• Task to complete
Count how many lines below include the string "Change". Only that number should appear in the reply.

• Source material
⁂
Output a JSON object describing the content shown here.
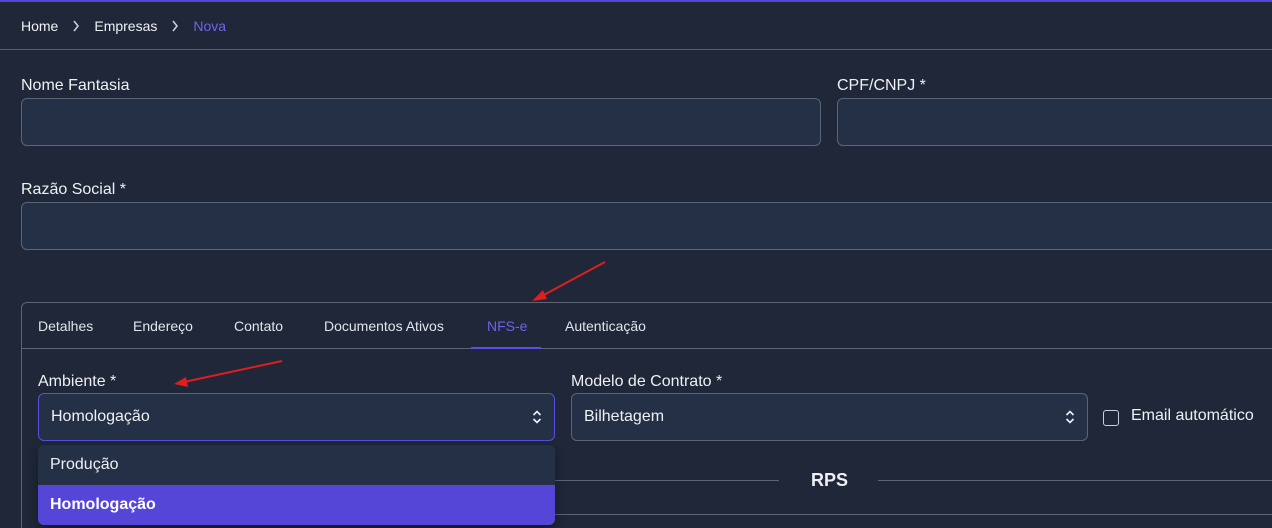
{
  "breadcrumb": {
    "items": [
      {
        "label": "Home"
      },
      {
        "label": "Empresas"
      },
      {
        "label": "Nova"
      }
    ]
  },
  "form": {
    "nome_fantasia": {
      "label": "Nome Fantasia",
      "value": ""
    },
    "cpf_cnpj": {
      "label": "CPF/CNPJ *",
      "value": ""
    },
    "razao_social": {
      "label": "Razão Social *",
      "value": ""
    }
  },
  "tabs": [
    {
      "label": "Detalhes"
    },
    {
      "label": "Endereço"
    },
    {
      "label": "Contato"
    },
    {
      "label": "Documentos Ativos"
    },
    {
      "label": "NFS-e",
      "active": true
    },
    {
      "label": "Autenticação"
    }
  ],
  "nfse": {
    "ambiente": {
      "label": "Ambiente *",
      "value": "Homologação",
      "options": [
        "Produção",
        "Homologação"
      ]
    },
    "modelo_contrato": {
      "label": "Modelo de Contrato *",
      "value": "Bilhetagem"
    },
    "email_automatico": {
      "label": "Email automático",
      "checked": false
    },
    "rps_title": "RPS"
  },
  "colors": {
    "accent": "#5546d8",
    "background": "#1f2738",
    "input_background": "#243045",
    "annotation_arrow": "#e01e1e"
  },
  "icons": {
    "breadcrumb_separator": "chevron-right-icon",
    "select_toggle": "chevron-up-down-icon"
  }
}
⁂
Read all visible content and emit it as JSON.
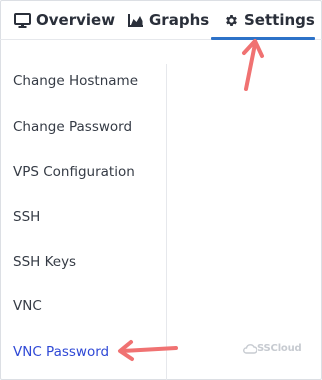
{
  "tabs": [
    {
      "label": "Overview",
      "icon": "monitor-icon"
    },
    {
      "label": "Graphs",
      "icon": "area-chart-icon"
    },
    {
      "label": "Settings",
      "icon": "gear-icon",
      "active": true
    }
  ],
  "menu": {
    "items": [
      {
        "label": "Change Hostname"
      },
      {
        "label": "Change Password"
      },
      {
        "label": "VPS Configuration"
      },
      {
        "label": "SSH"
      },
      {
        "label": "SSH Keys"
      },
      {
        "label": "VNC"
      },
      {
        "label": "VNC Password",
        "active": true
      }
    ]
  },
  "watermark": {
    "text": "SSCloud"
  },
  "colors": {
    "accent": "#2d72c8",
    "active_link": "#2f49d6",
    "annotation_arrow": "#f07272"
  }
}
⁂
• Reply
2